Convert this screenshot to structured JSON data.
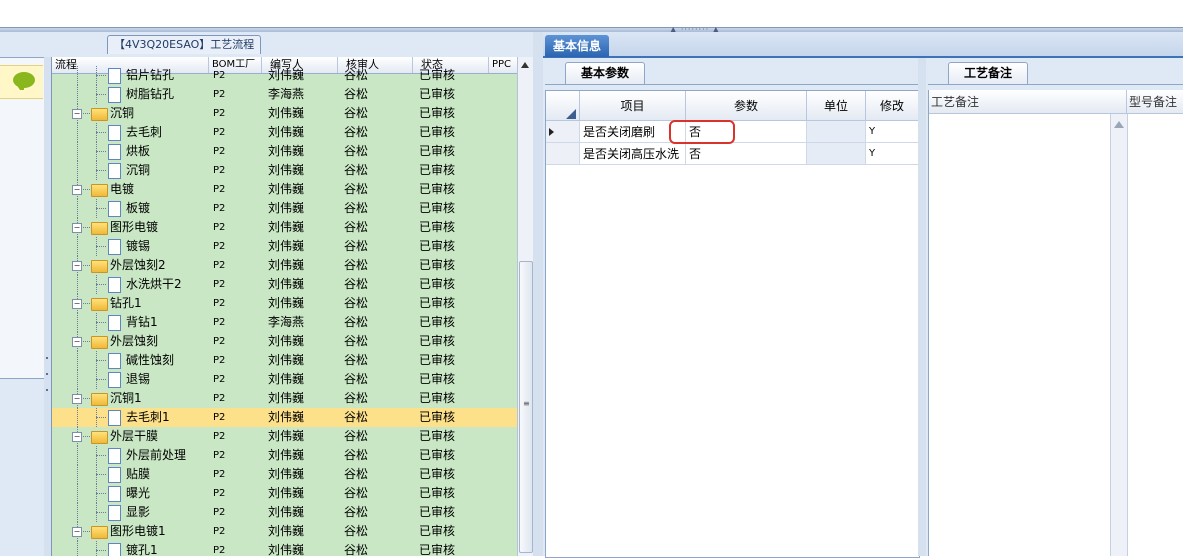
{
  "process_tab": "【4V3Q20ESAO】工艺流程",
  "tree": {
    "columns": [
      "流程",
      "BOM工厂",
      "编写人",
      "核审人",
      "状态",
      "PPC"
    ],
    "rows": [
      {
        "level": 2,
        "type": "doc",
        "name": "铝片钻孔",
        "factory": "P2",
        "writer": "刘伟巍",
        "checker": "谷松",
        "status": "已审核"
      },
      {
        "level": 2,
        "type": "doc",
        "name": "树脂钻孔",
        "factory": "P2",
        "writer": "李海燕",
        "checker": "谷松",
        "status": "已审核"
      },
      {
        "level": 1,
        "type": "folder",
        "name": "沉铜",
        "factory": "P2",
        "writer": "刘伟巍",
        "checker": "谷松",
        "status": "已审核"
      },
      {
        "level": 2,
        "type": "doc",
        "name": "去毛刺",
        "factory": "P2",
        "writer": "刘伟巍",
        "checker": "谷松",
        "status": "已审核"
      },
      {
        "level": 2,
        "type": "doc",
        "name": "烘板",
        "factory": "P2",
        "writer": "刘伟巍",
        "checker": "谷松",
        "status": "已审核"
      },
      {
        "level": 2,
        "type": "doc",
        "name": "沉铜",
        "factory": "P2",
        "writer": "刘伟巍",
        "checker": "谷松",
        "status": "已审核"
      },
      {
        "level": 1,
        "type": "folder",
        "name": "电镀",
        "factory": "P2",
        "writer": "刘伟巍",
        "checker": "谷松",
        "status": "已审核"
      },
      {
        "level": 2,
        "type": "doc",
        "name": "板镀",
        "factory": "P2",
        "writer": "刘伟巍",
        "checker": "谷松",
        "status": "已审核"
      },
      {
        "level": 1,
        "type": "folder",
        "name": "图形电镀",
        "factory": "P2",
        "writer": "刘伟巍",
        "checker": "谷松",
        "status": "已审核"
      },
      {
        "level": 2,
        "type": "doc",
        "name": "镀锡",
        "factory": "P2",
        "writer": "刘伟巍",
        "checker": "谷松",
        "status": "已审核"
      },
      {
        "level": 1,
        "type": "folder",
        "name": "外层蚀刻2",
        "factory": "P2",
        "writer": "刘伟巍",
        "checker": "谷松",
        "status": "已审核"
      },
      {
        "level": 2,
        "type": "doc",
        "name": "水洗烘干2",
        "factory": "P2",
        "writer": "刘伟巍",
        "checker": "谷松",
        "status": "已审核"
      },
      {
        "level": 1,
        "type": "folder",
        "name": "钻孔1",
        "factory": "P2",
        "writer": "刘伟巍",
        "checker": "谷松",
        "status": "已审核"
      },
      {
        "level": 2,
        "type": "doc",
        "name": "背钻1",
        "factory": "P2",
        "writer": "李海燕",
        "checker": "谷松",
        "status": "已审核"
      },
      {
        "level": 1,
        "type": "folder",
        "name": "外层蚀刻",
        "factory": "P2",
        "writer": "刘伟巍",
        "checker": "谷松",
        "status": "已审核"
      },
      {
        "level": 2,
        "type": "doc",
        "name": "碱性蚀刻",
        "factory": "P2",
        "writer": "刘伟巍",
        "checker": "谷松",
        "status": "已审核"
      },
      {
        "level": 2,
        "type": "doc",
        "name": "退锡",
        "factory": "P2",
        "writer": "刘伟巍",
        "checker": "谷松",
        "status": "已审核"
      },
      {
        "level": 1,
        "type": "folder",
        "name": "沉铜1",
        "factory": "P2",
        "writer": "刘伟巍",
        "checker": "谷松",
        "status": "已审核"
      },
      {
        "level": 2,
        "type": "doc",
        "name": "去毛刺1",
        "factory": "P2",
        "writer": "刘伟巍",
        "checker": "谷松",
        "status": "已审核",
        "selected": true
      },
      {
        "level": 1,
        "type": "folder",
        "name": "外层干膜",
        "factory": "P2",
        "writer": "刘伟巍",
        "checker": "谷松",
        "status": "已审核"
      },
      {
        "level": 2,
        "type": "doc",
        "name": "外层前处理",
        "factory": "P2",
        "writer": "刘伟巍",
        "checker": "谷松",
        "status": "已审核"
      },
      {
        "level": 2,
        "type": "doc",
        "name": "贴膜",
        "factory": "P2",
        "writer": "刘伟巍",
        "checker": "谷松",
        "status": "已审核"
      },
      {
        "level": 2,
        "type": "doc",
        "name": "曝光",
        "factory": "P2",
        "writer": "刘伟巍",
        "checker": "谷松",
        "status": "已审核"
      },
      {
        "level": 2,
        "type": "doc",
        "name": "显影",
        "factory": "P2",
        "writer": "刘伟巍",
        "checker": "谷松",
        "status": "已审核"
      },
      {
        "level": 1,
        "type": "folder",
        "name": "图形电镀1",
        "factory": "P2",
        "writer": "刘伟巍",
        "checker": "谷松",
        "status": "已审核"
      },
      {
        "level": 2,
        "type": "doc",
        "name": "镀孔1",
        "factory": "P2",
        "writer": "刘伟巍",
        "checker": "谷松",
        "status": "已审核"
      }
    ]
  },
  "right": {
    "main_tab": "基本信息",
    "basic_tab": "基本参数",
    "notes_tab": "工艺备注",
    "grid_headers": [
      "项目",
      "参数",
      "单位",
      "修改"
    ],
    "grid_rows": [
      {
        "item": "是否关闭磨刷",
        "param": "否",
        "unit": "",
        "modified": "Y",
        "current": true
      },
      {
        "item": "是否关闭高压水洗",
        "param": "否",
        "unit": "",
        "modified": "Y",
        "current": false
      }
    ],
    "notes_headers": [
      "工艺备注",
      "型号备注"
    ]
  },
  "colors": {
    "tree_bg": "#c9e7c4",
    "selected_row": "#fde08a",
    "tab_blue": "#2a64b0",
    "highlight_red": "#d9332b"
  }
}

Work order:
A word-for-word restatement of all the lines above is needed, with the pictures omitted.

Result of the task:
Convert this screenshot to structured JSON data.
{
  "process_tab": "【4V3Q20ESAO】工艺流程",
  "tree": {
    "columns": [
      "流程",
      "BOM工厂",
      "编写人",
      "核审人",
      "状态",
      "PPC"
    ],
    "rows": [
      {
        "level": 2,
        "type": "doc",
        "name": "铝片钻孔",
        "factory": "P2",
        "writer": "刘伟巍",
        "checker": "谷松",
        "status": "已审核"
      },
      {
        "level": 2,
        "type": "doc",
        "name": "树脂钻孔",
        "factory": "P2",
        "writer": "李海燕",
        "checker": "谷松",
        "status": "已审核"
      },
      {
        "level": 1,
        "type": "folder",
        "name": "沉铜",
        "factory": "P2",
        "writer": "刘伟巍",
        "checker": "谷松",
        "status": "已审核"
      },
      {
        "level": 2,
        "type": "doc",
        "name": "去毛刺",
        "factory": "P2",
        "writer": "刘伟巍",
        "checker": "谷松",
        "status": "已审核"
      },
      {
        "level": 2,
        "type": "doc",
        "name": "烘板",
        "factory": "P2",
        "writer": "刘伟巍",
        "checker": "谷松",
        "status": "已审核"
      },
      {
        "level": 2,
        "type": "doc",
        "name": "沉铜",
        "factory": "P2",
        "writer": "刘伟巍",
        "checker": "谷松",
        "status": "已审核"
      },
      {
        "level": 1,
        "type": "folder",
        "name": "电镀",
        "factory": "P2",
        "writer": "刘伟巍",
        "checker": "谷松",
        "status": "已审核"
      },
      {
        "level": 2,
        "type": "doc",
        "name": "板镀",
        "factory": "P2",
        "writer": "刘伟巍",
        "checker": "谷松",
        "status": "已审核"
      },
      {
        "level": 1,
        "type": "folder",
        "name": "图形电镀",
        "factory": "P2",
        "writer": "刘伟巍",
        "checker": "谷松",
        "status": "已审核"
      },
      {
        "level": 2,
        "type": "doc",
        "name": "镀锡",
        "factory": "P2",
        "writer": "刘伟巍",
        "checker": "谷松",
        "status": "已审核"
      },
      {
        "level": 1,
        "type": "folder",
        "name": "外层蚀刻2",
        "factory": "P2",
        "writer": "刘伟巍",
        "checker": "谷松",
        "status": "已审核"
      },
      {
        "level": 2,
        "type": "doc",
        "name": "水洗烘干2",
        "factory": "P2",
        "writer": "刘伟巍",
        "checker": "谷松",
        "status": "已审核"
      },
      {
        "level": 1,
        "type": "folder",
        "name": "钻孔1",
        "factory": "P2",
        "writer": "刘伟巍",
        "checker": "谷松",
        "status": "已审核"
      },
      {
        "level": 2,
        "type": "doc",
        "name": "背钻1",
        "factory": "P2",
        "writer": "李海燕",
        "checker": "谷松",
        "status": "已审核"
      },
      {
        "level": 1,
        "type": "folder",
        "name": "外层蚀刻",
        "factory": "P2",
        "writer": "刘伟巍",
        "checker": "谷松",
        "status": "已审核"
      },
      {
        "level": 2,
        "type": "doc",
        "name": "碱性蚀刻",
        "factory": "P2",
        "writer": "刘伟巍",
        "checker": "谷松",
        "status": "已审核"
      },
      {
        "level": 2,
        "type": "doc",
        "name": "退锡",
        "factory": "P2",
        "writer": "刘伟巍",
        "checker": "谷松",
        "status": "已审核"
      },
      {
        "level": 1,
        "type": "folder",
        "name": "沉铜1",
        "factory": "P2",
        "writer": "刘伟巍",
        "checker": "谷松",
        "status": "已审核"
      },
      {
        "level": 2,
        "type": "doc",
        "name": "去毛刺1",
        "factory": "P2",
        "writer": "刘伟巍",
        "checker": "谷松",
        "status": "已审核",
        "selected": true
      },
      {
        "level": 1,
        "type": "folder",
        "name": "外层干膜",
        "factory": "P2",
        "writer": "刘伟巍",
        "checker": "谷松",
        "status": "已审核"
      },
      {
        "level": 2,
        "type": "doc",
        "name": "外层前处理",
        "factory": "P2",
        "writer": "刘伟巍",
        "checker": "谷松",
        "status": "已审核"
      },
      {
        "level": 2,
        "type": "doc",
        "name": "贴膜",
        "factory": "P2",
        "writer": "刘伟巍",
        "checker": "谷松",
        "status": "已审核"
      },
      {
        "level": 2,
        "type": "doc",
        "name": "曝光",
        "factory": "P2",
        "writer": "刘伟巍",
        "checker": "谷松",
        "status": "已审核"
      },
      {
        "level": 2,
        "type": "doc",
        "name": "显影",
        "factory": "P2",
        "writer": "刘伟巍",
        "checker": "谷松",
        "status": "已审核"
      },
      {
        "level": 1,
        "type": "folder",
        "name": "图形电镀1",
        "factory": "P2",
        "writer": "刘伟巍",
        "checker": "谷松",
        "status": "已审核"
      },
      {
        "level": 2,
        "type": "doc",
        "name": "镀孔1",
        "factory": "P2",
        "writer": "刘伟巍",
        "checker": "谷松",
        "status": "已审核"
      }
    ]
  },
  "right": {
    "main_tab": "基本信息",
    "basic_tab": "基本参数",
    "notes_tab": "工艺备注",
    "grid_headers": [
      "项目",
      "参数",
      "单位",
      "修改"
    ],
    "grid_rows": [
      {
        "item": "是否关闭磨刷",
        "param": "否",
        "unit": "",
        "modified": "Y",
        "current": true
      },
      {
        "item": "是否关闭高压水洗",
        "param": "否",
        "unit": "",
        "modified": "Y",
        "current": false
      }
    ],
    "notes_headers": [
      "工艺备注",
      "型号备注"
    ]
  },
  "colors": {
    "tree_bg": "#c9e7c4",
    "selected_row": "#fde08a",
    "tab_blue": "#2a64b0",
    "highlight_red": "#d9332b"
  }
}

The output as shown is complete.